Staring out at the “Dreaded Blank Page” is the hardest part of your new journey into making videos like a boss. But there’s a lot to talk about. Actually… too much! The trick is to not try to say it all. Brevity is bliss. Your audience will greatly appreciate your taking the time to condense your message to its essence so that they don’t have to parse through it looking for gems.
If you missed our first Video Like a Boss series, we talked about the Age of Distraction and how you can cut through the noise with video. Now I’ll give you the tools to figure out what to say.
List of video topics
In addition to a bunch of suggested topics, we’ve created a basic content outline that works in almost every situation. Use it to keep your videos simple, short, and on-point.
Browse the list below for inspiration if you’re not sure what topics you want to tackle for your first few videos:
Internal company news:
- Product Milestones
- Introducing New Employees
- New IT System
- Announcing a promotion
- Quarterly Sales Updates
External company news:
- PR Response to Crisis
- Stance on Political News
- Mergers and Acquisitions
- Strategic Planning Updates
- Closure on Deals and Partnerships
- Book and Product Reviews
- Learning Experiences
- Favorite New App
- Life Lessons and Insights
- Entrepreneurial and Leadership Tips
Your first 12 weeks
This sample editorial calendar covering three months could be used on a loop without anyone noticing that it’s repeating. And if new events come up, they are a great opportunity to use video to update your employees. Use the list below or come up with your own using the worksheet in the appendix.
- Week 1: Business Progress
- Week 2: Product Update
- Week 3: Team Congrats
- Week 4: Customer Update
- Week 5: On the Road
- Week 6: Quarterly Results
- Week 7: Personal Reflections
- Week 8: Celebrating a Team Member
- Week 9: Internal Priorities
- Week 10: Book or Article Review
- Week 11: Celebrate Culture
- Week 12: Look to the Future
The TWIN Strategy
What are you going to talk about?
The content. What you’re saying.
How will this affect the viewer?
What is the next step or call to action?
The TWIN strategy is a simple encapsulation of everything we think belongs in a video and nothing more or less. By covering the topic, the what, the impact, and the next steps, you’re giving your audience everything they need without boring them with extraneous information.
Start by introducing yourself and plainly stating what the video is about. This sets expectations and gives people a reason to keep watching because they know what they’re getting into.
Come up with no more than three points for your topic —this is the meat of your content. Explain why each point matters to you, to the company, or to the audience.
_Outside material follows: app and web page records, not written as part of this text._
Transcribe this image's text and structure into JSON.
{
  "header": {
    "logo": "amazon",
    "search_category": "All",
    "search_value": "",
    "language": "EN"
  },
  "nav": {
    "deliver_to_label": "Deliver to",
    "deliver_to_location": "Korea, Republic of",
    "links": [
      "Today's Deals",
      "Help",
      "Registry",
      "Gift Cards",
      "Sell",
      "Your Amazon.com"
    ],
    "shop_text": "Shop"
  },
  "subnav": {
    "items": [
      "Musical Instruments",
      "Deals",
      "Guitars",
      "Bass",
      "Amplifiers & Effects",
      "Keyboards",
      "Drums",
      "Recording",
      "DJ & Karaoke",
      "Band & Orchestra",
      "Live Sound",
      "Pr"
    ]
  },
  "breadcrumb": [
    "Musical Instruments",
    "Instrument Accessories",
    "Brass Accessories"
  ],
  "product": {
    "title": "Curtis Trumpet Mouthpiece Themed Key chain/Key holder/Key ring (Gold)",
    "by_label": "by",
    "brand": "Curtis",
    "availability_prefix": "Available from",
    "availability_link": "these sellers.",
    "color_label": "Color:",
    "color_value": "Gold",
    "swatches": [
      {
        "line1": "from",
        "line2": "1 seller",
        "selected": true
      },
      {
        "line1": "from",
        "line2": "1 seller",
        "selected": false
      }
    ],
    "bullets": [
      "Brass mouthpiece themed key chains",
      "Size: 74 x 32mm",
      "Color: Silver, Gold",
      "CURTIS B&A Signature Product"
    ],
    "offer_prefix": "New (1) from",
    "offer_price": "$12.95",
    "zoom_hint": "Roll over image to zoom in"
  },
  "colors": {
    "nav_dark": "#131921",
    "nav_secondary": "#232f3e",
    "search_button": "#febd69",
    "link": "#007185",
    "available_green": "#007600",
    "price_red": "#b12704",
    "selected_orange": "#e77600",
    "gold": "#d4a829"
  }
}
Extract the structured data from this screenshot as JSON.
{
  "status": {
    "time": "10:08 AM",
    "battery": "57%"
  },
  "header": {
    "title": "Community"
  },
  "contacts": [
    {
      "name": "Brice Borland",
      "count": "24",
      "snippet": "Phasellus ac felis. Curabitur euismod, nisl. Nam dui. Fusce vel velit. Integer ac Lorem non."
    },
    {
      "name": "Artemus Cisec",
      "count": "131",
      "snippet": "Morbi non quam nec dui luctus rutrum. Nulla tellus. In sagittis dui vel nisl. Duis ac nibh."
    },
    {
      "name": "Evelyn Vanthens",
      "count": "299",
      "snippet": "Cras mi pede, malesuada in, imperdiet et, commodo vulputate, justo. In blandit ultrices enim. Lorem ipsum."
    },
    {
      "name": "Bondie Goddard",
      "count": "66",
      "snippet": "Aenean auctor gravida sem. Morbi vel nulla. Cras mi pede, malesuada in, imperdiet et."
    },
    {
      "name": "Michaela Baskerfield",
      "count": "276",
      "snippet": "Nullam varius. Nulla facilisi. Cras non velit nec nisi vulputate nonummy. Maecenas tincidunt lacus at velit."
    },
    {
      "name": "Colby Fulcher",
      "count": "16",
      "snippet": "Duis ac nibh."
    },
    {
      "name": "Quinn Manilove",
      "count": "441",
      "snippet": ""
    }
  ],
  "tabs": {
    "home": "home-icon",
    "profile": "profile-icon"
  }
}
People can’t digest more than three points, so if you want your message to stick, keep it to three.
Three points are also easier for you to remember when you’re making your video. No need to push it through. If you only have two points (or even one), that’s fine!
How does this topic impact your audience? When they become a part of the story, it gives the audience a reason to care and a reason to share.
Tell them what comes next and how they can learn more or get involved.
The basic outline
Use this outline as a template for your videos as you start out. We’ve used this format ourselves and in our workshops and find that it is extremely flexible and can cover every topic we’ve thrown at it.
If you need more help getting started, watch our Video Like a Boss webinar for more video tips. And next week, we’ll go over the TWIN strategy in more depth, and how to connect with your audience/employees in front of the camera.